The problem — Which lines in the records below include the word "this"? Report each of them in full.

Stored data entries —
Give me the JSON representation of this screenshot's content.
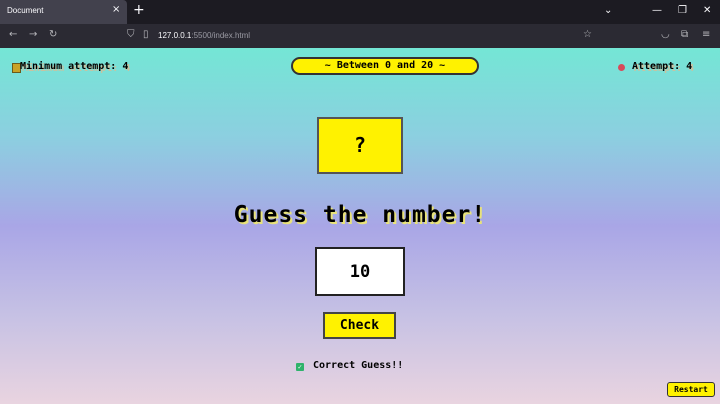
{
  "browser": {
    "tab_title": "Document",
    "tab_close_icon": "×",
    "new_tab_icon": "+",
    "url_host": "127.0.0.1",
    "url_rest": ":5500/index.html",
    "controls": {
      "dropdown": "⌄",
      "minimize": "—",
      "restore": "❐",
      "close": "✕"
    }
  },
  "game": {
    "min_attempt_label": "Minimum attempt: 4",
    "range_label": "~ Between 0 and 20 ~",
    "attempt_label": "Attempt: 4",
    "secret_display": "?",
    "headline": "Guess the number!",
    "guess_value": "10",
    "check_label": "Check",
    "status_message": "Correct Guess!!",
    "restart_label": "Restart"
  },
  "colors": {
    "accent_yellow": "#fff200",
    "gradient_top": "#74e6d5",
    "gradient_bottom": "#e9d4e0",
    "success": "#2fb36b"
  }
}
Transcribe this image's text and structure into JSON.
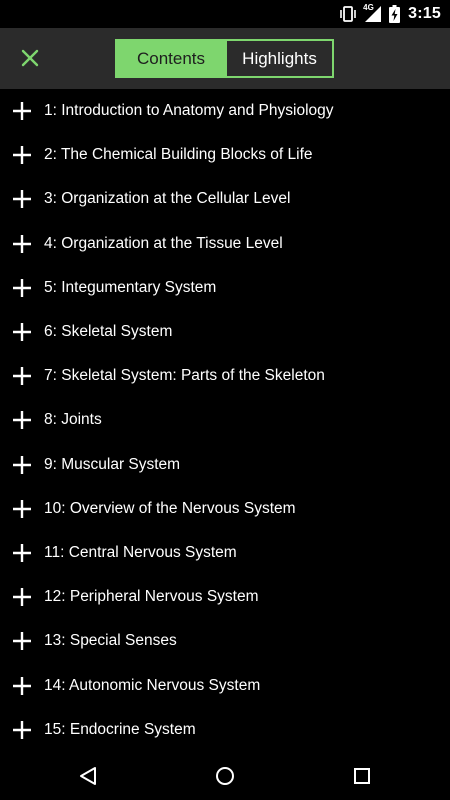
{
  "status_bar": {
    "time": "3:15",
    "network": "4G",
    "icons": [
      "vibrate-icon",
      "signal-icon",
      "battery-charging-icon"
    ]
  },
  "toolbar": {
    "close_icon": "close-icon",
    "tabs": [
      {
        "label": "Contents",
        "active": true
      },
      {
        "label": "Highlights",
        "active": false
      }
    ]
  },
  "chapters": [
    {
      "label": "1: Introduction to Anatomy and Physiology",
      "icon": "plus-icon"
    },
    {
      "label": "2: The Chemical Building Blocks of Life",
      "icon": "plus-icon"
    },
    {
      "label": "3: Organization at the Cellular Level",
      "icon": "plus-icon"
    },
    {
      "label": "4: Organization at the Tissue Level",
      "icon": "plus-icon"
    },
    {
      "label": "5: Integumentary System",
      "icon": "plus-icon"
    },
    {
      "label": "6: Skeletal System",
      "icon": "plus-icon"
    },
    {
      "label": "7: Skeletal System: Parts of the Skeleton",
      "icon": "plus-icon"
    },
    {
      "label": "8: Joints",
      "icon": "plus-icon"
    },
    {
      "label": "9: Muscular System",
      "icon": "plus-icon"
    },
    {
      "label": "10: Overview of the Nervous System",
      "icon": "plus-icon"
    },
    {
      "label": "11: Central Nervous System",
      "icon": "plus-icon"
    },
    {
      "label": "12: Peripheral Nervous System",
      "icon": "plus-icon"
    },
    {
      "label": "13: Special Senses",
      "icon": "plus-icon"
    },
    {
      "label": "14: Autonomic Nervous System",
      "icon": "plus-icon"
    },
    {
      "label": "15: Endocrine System",
      "icon": "plus-icon"
    }
  ],
  "nav_bar": {
    "icons": [
      "back-icon",
      "home-icon",
      "recents-icon"
    ]
  },
  "colors": {
    "accent": "#7ed66e",
    "toolbar_bg": "#2b2b2b",
    "background": "#000000",
    "text": "#ffffff"
  }
}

The answer —
Give me the JSON representation of this screenshot's content.
Transcribe this image's text and structure into JSON.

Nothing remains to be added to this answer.